Hilltop duplex project gets height 'relief,' will demolish house from 1905
Construction on the ¾-acre site at 2226 Glenn could start within about two months, according to Scott Schuster of Echo Architecture, the project designer for what's being called Glenn Heights.
However, a for-sale sign was recently placed on the site, and Schuster clarified that's because the property owner - Richard Hoag of Louisville, Colorado - wants to see if selling is a better option, now that the project plans have been approved.
One building is on the site now. It's a one-story house, built in 1905, according to the County Assessor's website. It is vacant and will be demolished for the project, Schuster said.
(For an idea of the location and the Glenn Heights plan, see the photo at the top of this page and the drawing at left.)
The Glenn property is surrounded by single-family homes to the north, west and east - while south of it, on the other side of the cul-de-sac, is the two-to-three-story, 80-unit Stepping Stones condominium site.
“Due to its diversity, the existing neighborhood lends itself to additional, responsible, attached or detached residential housing and will absorb infill housing units without adverse impact,” reads the Project Statement that Hoag included with his plan application to the city about a year ago.
The Glenn Heights size meets the density regulations for the residential (R-2) zone it's in. However, an “administrative relief” decision was needed from staff to let the two units in one duplex building stand nearly 3 feet above the zone's 30-foot height limit.
Hannah Van Nimwegen, the city planner assigned to the project, explained in e-mail exchanges that staff uses specific criteria in determining any kind of administrative relief. For Glenn Heights, based on an "averaging" formula which is part of that criteria, the building height "is in line with" what's "permitted by right in the zone district," she summarized.
The submittal by Hoag (through Echo Architecture) also asked for approval of a preliminary and final plat, which legally defines the layout of the lots and where buildings will be placed on them. Van Nimwegen approved these too. The process included consideration of unique drainage and access issues and the demoliton of the old house.
Glenn Street runs between 19th Street at its east end and 23rd Street at its west end. Glenn's high point is at a cul-de-sac type of layout at the driveway into Stepping Stones.

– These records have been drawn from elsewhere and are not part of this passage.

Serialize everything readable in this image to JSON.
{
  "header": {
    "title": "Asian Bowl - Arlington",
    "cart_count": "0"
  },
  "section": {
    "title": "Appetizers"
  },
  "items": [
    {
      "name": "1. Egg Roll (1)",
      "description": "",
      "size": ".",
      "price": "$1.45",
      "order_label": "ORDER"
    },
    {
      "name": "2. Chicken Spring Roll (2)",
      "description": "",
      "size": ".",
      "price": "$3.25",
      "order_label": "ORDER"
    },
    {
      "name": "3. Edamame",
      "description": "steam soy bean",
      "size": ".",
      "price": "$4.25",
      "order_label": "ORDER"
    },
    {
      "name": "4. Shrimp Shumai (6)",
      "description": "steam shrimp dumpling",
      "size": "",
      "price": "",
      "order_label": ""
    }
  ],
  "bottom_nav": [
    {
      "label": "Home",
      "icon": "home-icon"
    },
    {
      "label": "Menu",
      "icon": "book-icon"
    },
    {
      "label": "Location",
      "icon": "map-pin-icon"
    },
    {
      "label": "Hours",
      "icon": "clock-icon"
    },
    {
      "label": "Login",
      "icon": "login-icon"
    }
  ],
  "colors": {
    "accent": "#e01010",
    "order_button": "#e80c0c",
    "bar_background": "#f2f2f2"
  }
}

Connecting to 23rd Street and passing just north of the duplex property is a narrow dirt path. According to Van Nimwegen, before anyone can live in the duplexes, this "private drive," as it's called in the plans, will need to be upgraded in two ways, These are:
- To carry stormwater coming down the hill above the property over to 23rd Street.

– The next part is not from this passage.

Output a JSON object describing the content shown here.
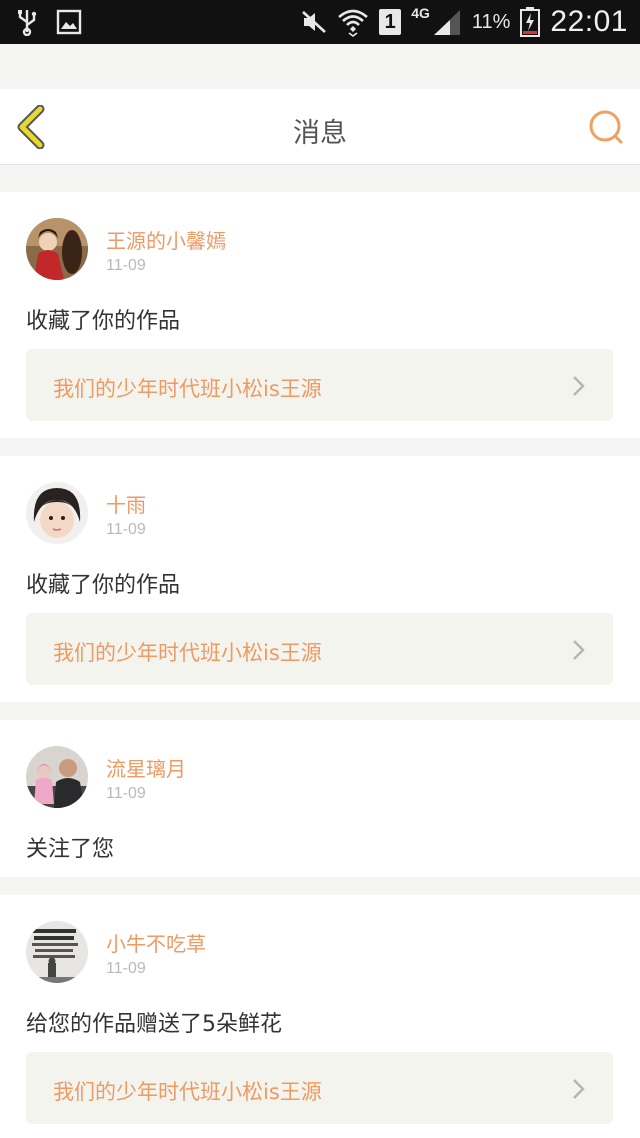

- To allow two-way access from 23rd to two of the duplexes. "The Fire Department reviewed the roadway during the review of the preliminary and final plat, and will review specifics when the applicant submits their construction plans for approval," the planner said.
Going forward, the private drive must be maintained by Hoag (or whoever owns that property in the future), acccording to a legal easement that allows the access. It was signed last year by two property owners on either side of the drive.
The other two duplexes in the project will face toward Glenn and be accessed from that street, plans show.
For parking, each duplex building has a “garage and driveway space,” Van Nimwegen said, adding that off-street parking is available nearby, though not in the cul-de-sac.
The Glenn Heights duplexes' exterior design will differ from that of nearby homes - most of them built in the 1970s and '80s - in terms of a boxier appearance and the use of metal siding. Asked about this contrast, Van Nimwegen replied that “City Planning staff does not regulate architecture beyond height and the historic preservation overlay area, and the City of Colorado Springs does not have a design review board."
She added that "the opportunity for review was during the review of the project following the initial public notification. Staff only received a couple of letters of concern following the notification of the preliminary and final plat application and of the administrative relief application, and none of the concerns were regarding the building's architectural style.”
Westside Pioneer article